▶ **ASSIGNMENT**
The data below is to be copied exactly, line by line.
*** DATA FOR THIS EXERCISE Section Begins ***
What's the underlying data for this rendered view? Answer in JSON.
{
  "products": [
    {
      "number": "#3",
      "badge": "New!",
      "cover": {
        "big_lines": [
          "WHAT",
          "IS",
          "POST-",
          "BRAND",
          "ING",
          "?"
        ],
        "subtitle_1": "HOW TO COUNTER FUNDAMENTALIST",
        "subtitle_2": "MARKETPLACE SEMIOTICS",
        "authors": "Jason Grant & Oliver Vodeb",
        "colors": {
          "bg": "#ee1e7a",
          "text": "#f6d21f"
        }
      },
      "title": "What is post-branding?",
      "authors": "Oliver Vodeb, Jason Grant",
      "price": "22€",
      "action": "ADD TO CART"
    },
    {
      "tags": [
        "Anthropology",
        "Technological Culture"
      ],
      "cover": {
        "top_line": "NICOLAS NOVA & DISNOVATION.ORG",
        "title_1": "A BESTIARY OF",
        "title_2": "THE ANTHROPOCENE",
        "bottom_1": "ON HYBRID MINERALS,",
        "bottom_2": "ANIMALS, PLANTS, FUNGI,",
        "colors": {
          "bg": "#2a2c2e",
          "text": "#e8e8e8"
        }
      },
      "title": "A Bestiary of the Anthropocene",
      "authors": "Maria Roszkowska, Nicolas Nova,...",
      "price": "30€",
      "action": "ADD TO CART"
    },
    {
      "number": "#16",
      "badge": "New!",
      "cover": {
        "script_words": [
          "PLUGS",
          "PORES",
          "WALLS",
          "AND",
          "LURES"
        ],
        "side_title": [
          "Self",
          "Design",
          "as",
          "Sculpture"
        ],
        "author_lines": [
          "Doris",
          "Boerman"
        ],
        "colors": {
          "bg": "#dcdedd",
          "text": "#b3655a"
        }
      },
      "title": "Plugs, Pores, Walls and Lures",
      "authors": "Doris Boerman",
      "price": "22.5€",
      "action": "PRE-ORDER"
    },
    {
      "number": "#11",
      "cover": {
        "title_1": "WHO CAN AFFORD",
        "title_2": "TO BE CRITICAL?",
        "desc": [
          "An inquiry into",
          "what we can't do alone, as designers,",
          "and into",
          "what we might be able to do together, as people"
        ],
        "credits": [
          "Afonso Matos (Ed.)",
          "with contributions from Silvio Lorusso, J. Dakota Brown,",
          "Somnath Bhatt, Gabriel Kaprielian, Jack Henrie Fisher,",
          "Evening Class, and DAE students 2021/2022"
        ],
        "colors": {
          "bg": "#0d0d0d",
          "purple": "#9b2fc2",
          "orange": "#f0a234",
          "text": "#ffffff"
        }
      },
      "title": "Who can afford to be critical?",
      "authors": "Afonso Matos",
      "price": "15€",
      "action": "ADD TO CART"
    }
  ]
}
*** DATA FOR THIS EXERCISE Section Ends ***
▶ **TASK RESULT**
What's the underlying data for this rendered view? Answer in JSON.
{
  "products": [
    {
      "number": "#3",
      "badge": "New!",
      "cover": {
        "big_lines": [
          "WHAT",
          "IS",
          "POST-",
          "BRAND",
          "ING",
          "?"
        ],
        "subtitle_1": "HOW TO COUNTER FUNDAMENTALIST",
        "subtitle_2": "MARKETPLACE SEMIOTICS",
        "authors": "Jason Grant & Oliver Vodeb",
        "colors": {
          "bg": "#ee1e7a",
          "text": "#f6d21f"
        }
      },
      "title": "What is post-branding?",
      "authors": "Oliver Vodeb, Jason Grant",
      "price": "22€",
      "action": "ADD TO CART"
    },
    {
      "tags": [
        "Anthropology",
        "Technological Culture"
      ],
      "cover": {
        "top_line": "NICOLAS NOVA & DISNOVATION.ORG",
        "title_1": "A BESTIARY OF",
        "title_2": "THE ANTHROPOCENE",
        "bottom_1": "ON HYBRID MINERALS,",
        "bottom_2": "ANIMALS, PLANTS, FUNGI,",
        "colors": {
          "bg": "#2a2c2e",
          "text": "#e8e8e8"
        }
      },
      "title": "A Bestiary of the Anthropocene",
      "authors": "Maria Roszkowska, Nicolas Nova,...",
      "price": "30€",
      "action": "ADD TO CART"
    },
    {
      "number": "#16",
      "badge": "New!",
      "cover": {
        "script_words": [
          "PLUGS",
          "PORES",
          "WALLS",
          "AND",
          "LURES"
        ],
        "side_title": [
          "Self",
          "Design",
          "as",
          "Sculpture"
        ],
        "author_lines": [
          "Doris",
          "Boerman"
        ],
        "colors": {
          "bg": "#dcdedd",
          "text": "#b3655a"
        }
      },
      "title": "Plugs, Pores, Walls and Lures",
      "authors": "Doris Boerman",
      "price": "22.5€",
      "action": "PRE-ORDER"
    },
    {
      "number": "#11",
      "cover": {
        "title_1": "WHO CAN AFFORD",
        "title_2": "TO BE CRITICAL?",
        "desc": [
          "An inquiry into",
          "what we can't do alone, as designers,",
          "and into",
          "what we might be able to do together, as people"
        ],
        "credits": [
          "Afonso Matos (Ed.)",
          "with contributions from Silvio Lorusso, J. Dakota Brown,",
          "Somnath Bhatt, Gabriel Kaprielian, Jack Henrie Fisher,",
          "Evening Class, and DAE students 2021/2022"
        ],
        "colors": {
          "bg": "#0d0d0d",
          "purple": "#9b2fc2",
          "orange": "#f0a234",
          "text": "#ffffff"
        }
      },
      "title": "Who can afford to be critical?",
      "authors": "Afonso Matos",
      "price": "15€",
      "action": "ADD TO CART"
    }
  ]
}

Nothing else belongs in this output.